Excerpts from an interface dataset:
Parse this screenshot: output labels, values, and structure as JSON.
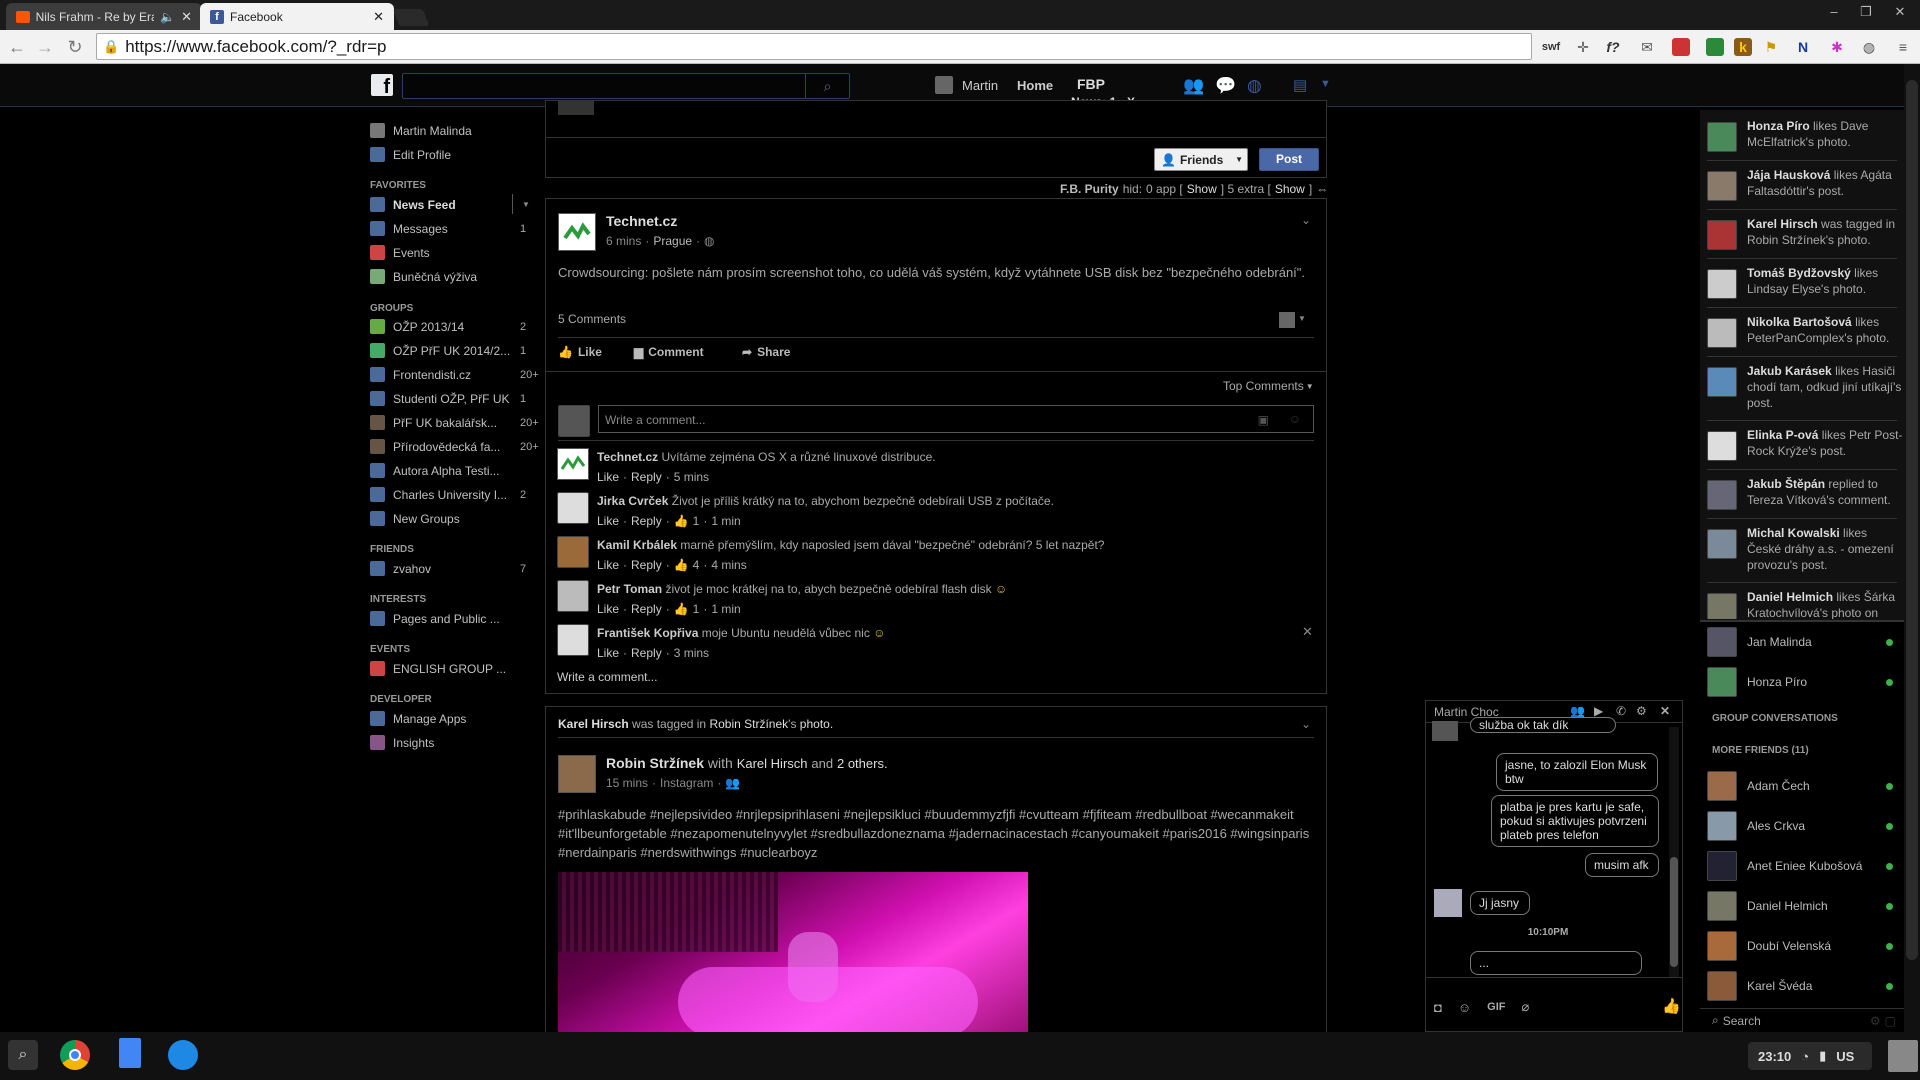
{
  "browser": {
    "tabs": [
      {
        "title": "Nils Frahm - Re by Eras",
        "icon": "soundcloud-icon"
      },
      {
        "title": "Facebook",
        "icon": "facebook-icon"
      }
    ],
    "url": "https://www.facebook.com/?_rdr=p",
    "ext_swf": "swf",
    "ext_fx": "f?"
  },
  "fb_header": {
    "user": "Martin",
    "home": "Home",
    "fbp": "FBP",
    "news": "News: 1",
    "news_close": "X"
  },
  "left_nav": {
    "profile": "Martin Malinda",
    "edit_profile": "Edit Profile",
    "favorites_title": "FAVORITES",
    "favorites": [
      {
        "label": "News Feed",
        "count": ""
      },
      {
        "label": "Messages",
        "count": "1"
      },
      {
        "label": "Events",
        "count": ""
      },
      {
        "label": "Buněčná výživa",
        "count": ""
      }
    ],
    "groups_title": "GROUPS",
    "groups": [
      {
        "label": "OŽP 2013/14",
        "count": "2"
      },
      {
        "label": "OŽP PřF UK 2014/2...",
        "count": "1"
      },
      {
        "label": "Frontendisti.cz",
        "count": "20+"
      },
      {
        "label": "Studenti OŽP, PřF UK",
        "count": "1"
      },
      {
        "label": "PřF UK bakalářsk...",
        "count": "20+"
      },
      {
        "label": "Přírodovědecká fa...",
        "count": "20+"
      },
      {
        "label": "Autora Alpha Testi...",
        "count": ""
      },
      {
        "label": "Charles University I...",
        "count": "2"
      },
      {
        "label": "New Groups",
        "count": ""
      }
    ],
    "friends_title": "FRIENDS",
    "friends": [
      {
        "label": "zvahov",
        "count": "7"
      }
    ],
    "interests_title": "INTERESTS",
    "interests": [
      {
        "label": "Pages and Public ..."
      }
    ],
    "events_title": "EVENTS",
    "events": [
      {
        "label": "ENGLISH GROUP ..."
      }
    ],
    "developer_title": "DEVELOPER",
    "developer": [
      {
        "label": "Manage Apps"
      },
      {
        "label": "Insights"
      }
    ]
  },
  "composer": {
    "audience": "Friends",
    "post": "Post"
  },
  "fbpurity": {
    "name": "F.B. Purity",
    "hid": "hid:",
    "app": "0 app [",
    "show1": "Show",
    "extra": "] 5 extra [",
    "show2": "Show",
    "end": "]"
  },
  "post1": {
    "author": "Technet.cz",
    "time": "6 mins",
    "place": "Prague",
    "text": "Crowdsourcing: pošlete nám prosím screenshot toho, co udělá váš systém, když vytáhnete USB disk bez \"bezpečného odebrání\".",
    "comments_count": "5 Comments",
    "like": "Like",
    "comment": "Comment",
    "share": "Share",
    "top_comments": "Top Comments",
    "write_placeholder": "Write a comment...",
    "comments": [
      {
        "author": "Technet.cz",
        "text": "Uvítáme zejména OS X a různé linuxové distribuce.",
        "likes": "",
        "time": "5 mins"
      },
      {
        "author": "Jirka Cvrček",
        "text": "Život je příliš krátký na to, abychom bezpečně odebírali USB z počítače.",
        "likes": "1",
        "time": "1 min"
      },
      {
        "author": "Kamil Krbálek",
        "text": "marně přemýšlím, kdy naposled jsem dával \"bezpečné\" odebrání? 5 let nazpět?",
        "likes": "4",
        "time": "4 mins"
      },
      {
        "author": "Petr Toman",
        "text": "život je moc krátkej na to, abych bezpečně odebíral flash disk",
        "likes": "1",
        "time": "1 min"
      },
      {
        "author": "František Kopřiva",
        "text": "moje Ubuntu neudělá vůbec nic",
        "likes": "",
        "time": "3 mins"
      }
    ],
    "like_label": "Like",
    "reply_label": "Reply",
    "write_comment": "Write a comment..."
  },
  "post2": {
    "story_actor": "Karel Hirsch",
    "story_mid": "was tagged in",
    "story_target": "Robin Stržínek",
    "story_suffix": "'s",
    "story_photo": "photo.",
    "author": "Robin Stržínek",
    "with": "with",
    "tagged": "Karel Hirsch",
    "and": "and",
    "others": "2 others.",
    "time": "15 mins",
    "via": "Instagram",
    "text": "#prihlaskabude #nejlepsivideo #nrjlepsiprihlaseni #nejlepsikluci #buudemmyzfjfi #cvutteam #fjfiteam #redbullboat #wecanmakeit #it'llbeunforgetable #nezapomenutelnyvylet #sredbullazdoneznama #jadernacinacestach #canyoumakeit #paris2016 #wingsinparis #nerdainparis #nerdswithwings #nuclearboyz"
  },
  "ticker": [
    {
      "name": "Honza Píro",
      "action": "likes Dave McElfatrick's photo."
    },
    {
      "name": "Jája Hausková",
      "action": "likes Agáta Faltasdóttir's post."
    },
    {
      "name": "Karel Hirsch",
      "action": "was tagged in Robin Stržínek's photo."
    },
    {
      "name": "Tomáš Bydžovský",
      "action": "likes Lindsay Elyse's photo."
    },
    {
      "name": "Nikolka Bartošová",
      "action": "likes PeterPanComplex's photo."
    },
    {
      "name": "Jakub Karásek",
      "action": "likes Hasiči chodí tam, odkud jiní utíkají's post."
    },
    {
      "name": "Elinka P-ová",
      "action": "likes Petr Post-Rock Krýže's post."
    },
    {
      "name": "Jakub Štěpán",
      "action": "replied to Tereza Vítková's comment."
    },
    {
      "name": "Michal Kowalski",
      "action": "likes České dráhy a.s. - omezení provozu's post."
    },
    {
      "name": "Daniel Helmich",
      "action": "likes Šárka Kratochvílová's photo on"
    }
  ],
  "online_friends": [
    {
      "name": "Jan Malinda"
    },
    {
      "name": "Honza Píro"
    }
  ],
  "group_conversations": "GROUP CONVERSATIONS",
  "more_friends": "MORE FRIENDS (11)",
  "more_friends_list": [
    {
      "name": "Adam Čech"
    },
    {
      "name": "Ales Crkva"
    },
    {
      "name": "Anet Eniee Kubošová"
    },
    {
      "name": "Daniel Helmich"
    },
    {
      "name": "Doubí Velenská"
    },
    {
      "name": "Karel Švéda"
    }
  ],
  "sidebar_search": "Search",
  "chat": {
    "title": "Martin Choc",
    "messages": [
      {
        "text": "služba ok tak dík",
        "side": "right"
      },
      {
        "text": "jasne, to zalozil Elon Musk btw",
        "side": "right"
      },
      {
        "text": "platba je pres kartu je safe, pokud si aktivujes potvrzeni plateb pres telefon",
        "side": "right"
      },
      {
        "text": "musim afk",
        "side": "right"
      },
      {
        "text": "Jj jasny",
        "side": "left"
      }
    ],
    "timestamp": "10:10PM",
    "typing": "...",
    "gif": "GIF"
  },
  "taskbar": {
    "time": "23:10",
    "locale": "US"
  },
  "colors": {
    "fb_blue": "#3b5998",
    "online": "#3cb24a",
    "bg": "#000000"
  }
}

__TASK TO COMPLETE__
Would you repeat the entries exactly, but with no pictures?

__OUTPUT OF THE TASK__
Parse this screenshot: output labels, values, and structure as JSON.
{
  "browser": {
    "tabs": [
      {
        "title": "Nils Frahm - Re by Eras",
        "icon": "soundcloud-icon"
      },
      {
        "title": "Facebook",
        "icon": "facebook-icon"
      }
    ],
    "url": "https://www.facebook.com/?_rdr=p",
    "ext_swf": "swf",
    "ext_fx": "f?"
  },
  "fb_header": {
    "user": "Martin",
    "home": "Home",
    "fbp": "FBP",
    "news": "News: 1",
    "news_close": "X"
  },
  "left_nav": {
    "profile": "Martin Malinda",
    "edit_profile": "Edit Profile",
    "favorites_title": "FAVORITES",
    "favorites": [
      {
        "label": "News Feed",
        "count": ""
      },
      {
        "label": "Messages",
        "count": "1"
      },
      {
        "label": "Events",
        "count": ""
      },
      {
        "label": "Buněčná výživa",
        "count": ""
      }
    ],
    "groups_title": "GROUPS",
    "groups": [
      {
        "label": "OŽP 2013/14",
        "count": "2"
      },
      {
        "label": "OŽP PřF UK 2014/2...",
        "count": "1"
      },
      {
        "label": "Frontendisti.cz",
        "count": "20+"
      },
      {
        "label": "Studenti OŽP, PřF UK",
        "count": "1"
      },
      {
        "label": "PřF UK bakalářsk...",
        "count": "20+"
      },
      {
        "label": "Přírodovědecká fa...",
        "count": "20+"
      },
      {
        "label": "Autora Alpha Testi...",
        "count": ""
      },
      {
        "label": "Charles University I...",
        "count": "2"
      },
      {
        "label": "New Groups",
        "count": ""
      }
    ],
    "friends_title": "FRIENDS",
    "friends": [
      {
        "label": "zvahov",
        "count": "7"
      }
    ],
    "interests_title": "INTERESTS",
    "interests": [
      {
        "label": "Pages and Public ..."
      }
    ],
    "events_title": "EVENTS",
    "events": [
      {
        "label": "ENGLISH GROUP ..."
      }
    ],
    "developer_title": "DEVELOPER",
    "developer": [
      {
        "label": "Manage Apps"
      },
      {
        "label": "Insights"
      }
    ]
  },
  "composer": {
    "audience": "Friends",
    "post": "Post"
  },
  "fbpurity": {
    "name": "F.B. Purity",
    "hid": "hid:",
    "app": "0 app [",
    "show1": "Show",
    "extra": "] 5 extra [",
    "show2": "Show",
    "end": "]"
  },
  "post1": {
    "author": "Technet.cz",
    "time": "6 mins",
    "place": "Prague",
    "text": "Crowdsourcing: pošlete nám prosím screenshot toho, co udělá váš systém, když vytáhnete USB disk bez \"bezpečného odebrání\".",
    "comments_count": "5 Comments",
    "like": "Like",
    "comment": "Comment",
    "share": "Share",
    "top_comments": "Top Comments",
    "write_placeholder": "Write a comment...",
    "comments": [
      {
        "author": "Technet.cz",
        "text": "Uvítáme zejména OS X a různé linuxové distribuce.",
        "likes": "",
        "time": "5 mins"
      },
      {
        "author": "Jirka Cvrček",
        "text": "Život je příliš krátký na to, abychom bezpečně odebírali USB z počítače.",
        "likes": "1",
        "time": "1 min"
      },
      {
        "author": "Kamil Krbálek",
        "text": "marně přemýšlím, kdy naposled jsem dával \"bezpečné\" odebrání? 5 let nazpět?",
        "likes": "4",
        "time": "4 mins"
      },
      {
        "author": "Petr Toman",
        "text": "život je moc krátkej na to, abych bezpečně odebíral flash disk",
        "likes": "1",
        "time": "1 min"
      },
      {
        "author": "František Kopřiva",
        "text": "moje Ubuntu neudělá vůbec nic",
        "likes": "",
        "time": "3 mins"
      }
    ],
    "like_label": "Like",
    "reply_label": "Reply",
    "write_comment": "Write a comment..."
  },
  "post2": {
    "story_actor": "Karel Hirsch",
    "story_mid": "was tagged in",
    "story_target": "Robin Stržínek",
    "story_suffix": "'s",
    "story_photo": "photo.",
    "author": "Robin Stržínek",
    "with": "with",
    "tagged": "Karel Hirsch",
    "and": "and",
    "others": "2 others.",
    "time": "15 mins",
    "via": "Instagram",
    "text": "#prihlaskabude #nejlepsivideo #nrjlepsiprihlaseni #nejlepsikluci #buudemmyzfjfi #cvutteam #fjfiteam #redbullboat #wecanmakeit #it'llbeunforgetable #nezapomenutelnyvylet #sredbullazdoneznama #jadernacinacestach #canyoumakeit #paris2016 #wingsinparis #nerdainparis #nerdswithwings #nuclearboyz"
  },
  "ticker": [
    {
      "name": "Honza Píro",
      "action": "likes Dave McElfatrick's photo."
    },
    {
      "name": "Jája Hausková",
      "action": "likes Agáta Faltasdóttir's post."
    },
    {
      "name": "Karel Hirsch",
      "action": "was tagged in Robin Stržínek's photo."
    },
    {
      "name": "Tomáš Bydžovský",
      "action": "likes Lindsay Elyse's photo."
    },
    {
      "name": "Nikolka Bartošová",
      "action": "likes PeterPanComplex's photo."
    },
    {
      "name": "Jakub Karásek",
      "action": "likes Hasiči chodí tam, odkud jiní utíkají's post."
    },
    {
      "name": "Elinka P-ová",
      "action": "likes Petr Post-Rock Krýže's post."
    },
    {
      "name": "Jakub Štěpán",
      "action": "replied to Tereza Vítková's comment."
    },
    {
      "name": "Michal Kowalski",
      "action": "likes České dráhy a.s. - omezení provozu's post."
    },
    {
      "name": "Daniel Helmich",
      "action": "likes Šárka Kratochvílová's photo on"
    }
  ],
  "online_friends": [
    {
      "name": "Jan Malinda"
    },
    {
      "name": "Honza Píro"
    }
  ],
  "group_conversations": "GROUP CONVERSATIONS",
  "more_friends": "MORE FRIENDS (11)",
  "more_friends_list": [
    {
      "name": "Adam Čech"
    },
    {
      "name": "Ales Crkva"
    },
    {
      "name": "Anet Eniee Kubošová"
    },
    {
      "name": "Daniel Helmich"
    },
    {
      "name": "Doubí Velenská"
    },
    {
      "name": "Karel Švéda"
    }
  ],
  "sidebar_search": "Search",
  "chat": {
    "title": "Martin Choc",
    "messages": [
      {
        "text": "služba ok tak dík",
        "side": "right"
      },
      {
        "text": "jasne, to zalozil Elon Musk btw",
        "side": "right"
      },
      {
        "text": "platba je pres kartu je safe, pokud si aktivujes potvrzeni plateb pres telefon",
        "side": "right"
      },
      {
        "text": "musim afk",
        "side": "right"
      },
      {
        "text": "Jj jasny",
        "side": "left"
      }
    ],
    "timestamp": "10:10PM",
    "typing": "...",
    "gif": "GIF"
  },
  "taskbar": {
    "time": "23:10",
    "locale": "US"
  },
  "colors": {
    "fb_blue": "#3b5998",
    "online": "#3cb24a",
    "bg": "#000000"
  }
}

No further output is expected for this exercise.